The same thing applies to public speaking as well. Practice does approach perfection. But I want to take this a step further; good public speaking is more than just words coming out of your mouth. It's also gestures and gesticulation, body movement and physical presence. Riding a bike involves a significant amount of body interaction; this muscle memory portion of motor learning is what makes cycling so intuitive after awhile.

You can make public speaking as intuitive by adding in body language components to your speeches, deliberately. Common, culturally shared patterns such as spreading your hands apart to represent growth or large size, not only engage your audience, but they also help you embody your speaking habits more readily. Not unlike riding a bike.

A stereotype of many public speakers is the dry professor standing behind a lectern, barley raising a finger. That professor would be a lot better off teaching class having applied the same basics of bike riding to speaking. Take advantage of motor learning!


Links:

· 2 min read
Adam Kecskes

We're creatures of habit, pattern-making machines. We crave novelty and often (well, at least I do) overindulging in social media, videos, TV, eating, drinking, etcetera, just to get that dopamine rush.

But feedback -- like in the form of an evaluation of a speech your developing, or a valid critique from you boss -- is almost always a novel experience as well, right?

Fruitful feedback is a form of productive novelty.

If you're looking to be a better speaker or even build better habits, embrace going out and finding people to provide feedback to you about what you're working on. Your brain will be ignited by all of the new ideas and observations that you'll get out of it. There's a nice double-whammy with feedback -- you can give it as well as receive it. The act of watching and listening, with rapt attention, is in itself fairly novel for most modern Westernized folks. Observing and thinking about how you'll respond; that generates novelty as well.

You'll grow, they'll grow, everyone will grow. That's why I think feedback is a form of productive novelty.


Links:

· 3 min read
Adam Kecskes

When I was a kid, I was terminally shy. The concept of eye contact was as terrifying as jumping off a bridge. The sensation of the hair raising on my back each time I'd even glance someone's way was a clear sign of being in a flight response. If I didn't know you, I probably barely would look you in the eye.
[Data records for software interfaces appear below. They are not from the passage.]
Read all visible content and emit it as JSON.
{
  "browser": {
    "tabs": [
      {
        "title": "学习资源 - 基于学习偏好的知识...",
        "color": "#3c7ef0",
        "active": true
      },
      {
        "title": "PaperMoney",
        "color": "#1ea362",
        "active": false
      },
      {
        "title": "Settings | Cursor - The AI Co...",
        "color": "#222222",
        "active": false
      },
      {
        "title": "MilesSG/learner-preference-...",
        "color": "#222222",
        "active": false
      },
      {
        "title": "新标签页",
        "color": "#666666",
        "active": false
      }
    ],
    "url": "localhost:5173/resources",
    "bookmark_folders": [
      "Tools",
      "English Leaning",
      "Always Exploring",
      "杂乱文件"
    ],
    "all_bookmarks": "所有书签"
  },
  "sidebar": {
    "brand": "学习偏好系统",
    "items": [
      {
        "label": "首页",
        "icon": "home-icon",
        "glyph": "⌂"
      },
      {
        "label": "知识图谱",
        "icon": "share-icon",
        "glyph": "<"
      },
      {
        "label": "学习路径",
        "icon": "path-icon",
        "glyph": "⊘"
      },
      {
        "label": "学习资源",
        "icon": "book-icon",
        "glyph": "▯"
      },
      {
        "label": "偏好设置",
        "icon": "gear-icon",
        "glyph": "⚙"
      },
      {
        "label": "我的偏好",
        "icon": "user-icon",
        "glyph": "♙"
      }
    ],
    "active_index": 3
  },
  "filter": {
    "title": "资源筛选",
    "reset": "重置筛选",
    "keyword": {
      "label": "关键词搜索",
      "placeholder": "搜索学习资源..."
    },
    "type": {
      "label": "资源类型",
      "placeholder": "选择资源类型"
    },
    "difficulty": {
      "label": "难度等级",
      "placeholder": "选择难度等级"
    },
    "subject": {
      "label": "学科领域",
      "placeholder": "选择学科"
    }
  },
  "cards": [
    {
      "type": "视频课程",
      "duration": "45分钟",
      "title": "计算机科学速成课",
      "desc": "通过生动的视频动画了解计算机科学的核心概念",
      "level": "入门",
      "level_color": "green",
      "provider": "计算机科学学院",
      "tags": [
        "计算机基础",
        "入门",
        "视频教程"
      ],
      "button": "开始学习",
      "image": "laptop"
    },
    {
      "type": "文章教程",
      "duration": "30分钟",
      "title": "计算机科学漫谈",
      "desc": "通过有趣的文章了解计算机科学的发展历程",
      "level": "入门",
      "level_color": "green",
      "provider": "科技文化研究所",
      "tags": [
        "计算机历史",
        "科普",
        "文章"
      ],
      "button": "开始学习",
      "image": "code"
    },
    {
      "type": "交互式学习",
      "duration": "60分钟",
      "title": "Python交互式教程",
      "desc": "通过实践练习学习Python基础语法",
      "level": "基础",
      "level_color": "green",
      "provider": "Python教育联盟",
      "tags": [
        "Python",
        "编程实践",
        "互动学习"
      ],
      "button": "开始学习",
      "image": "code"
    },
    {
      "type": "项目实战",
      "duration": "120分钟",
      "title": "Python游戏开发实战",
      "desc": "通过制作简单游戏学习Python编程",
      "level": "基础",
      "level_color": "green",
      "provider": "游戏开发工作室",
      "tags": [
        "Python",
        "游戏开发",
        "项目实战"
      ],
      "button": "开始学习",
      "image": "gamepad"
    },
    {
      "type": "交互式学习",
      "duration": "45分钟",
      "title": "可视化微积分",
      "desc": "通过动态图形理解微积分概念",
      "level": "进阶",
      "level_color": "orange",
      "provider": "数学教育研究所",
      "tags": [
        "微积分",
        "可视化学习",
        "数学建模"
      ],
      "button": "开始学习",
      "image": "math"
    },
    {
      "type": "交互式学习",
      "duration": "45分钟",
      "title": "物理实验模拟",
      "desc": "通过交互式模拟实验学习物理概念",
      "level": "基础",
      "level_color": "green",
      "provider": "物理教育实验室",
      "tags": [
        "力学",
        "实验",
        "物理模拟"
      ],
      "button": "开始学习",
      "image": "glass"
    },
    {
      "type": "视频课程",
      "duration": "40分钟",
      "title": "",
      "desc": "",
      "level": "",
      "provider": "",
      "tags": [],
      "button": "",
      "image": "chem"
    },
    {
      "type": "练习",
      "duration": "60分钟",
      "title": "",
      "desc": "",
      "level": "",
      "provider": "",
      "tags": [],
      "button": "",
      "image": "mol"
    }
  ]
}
Thankfully, partly through the miracle of puberty and then practice through college, I had far less trouble making eye contact with folks; came to understand the cultural norms regarding it as well, just so I didn't overshoot any tender boundaries.

What I've noticed over the years in networking and business meetings is almost an inverse problem that I had — people are too focused on eye contact. Not in a creepy way, but in an exclusitory way.

When your engaged in a circle of folks at a networking event or around a table in a meeting room, make sure that you engage with everyone. If you're speaking, look not only at the main target of your comments, but also glance around at the other folks, giving them at least a micro-second of empathic connection with your eyes. What I often observe is that the speaker of the moment cannot take their eyes off one person, almost forgetting other people are around them.

This is what I mean by eye contact being used in a exclusionary way. Instead, by at least scanning the other observers you become inclusionary. The benefits are:

  1. You can see the state of your listeners; are you boring them? Exciting them? Their micro-expressions will tell you legions.
  2. You give yourself a bit of break from staring at the same person; likewise, you give the person your staring at a break and an reason for them too to look at the other folks.
  3. When you return to your main focus, you can given them the opportunity to respond back. Glancing around is a great "pre-check" that your point has been made, and then you are handing over the baton for another person to take.

That's inclusion through eye contact. So watch yourself next time you're in a meeting. Keep a conscious tally of how often you look around at the other folks in the space. Let them feel involved. Even if they are a shy as I was as a kid, and don't say anything at all, they'll be glad when your give them a friendly look.


Links: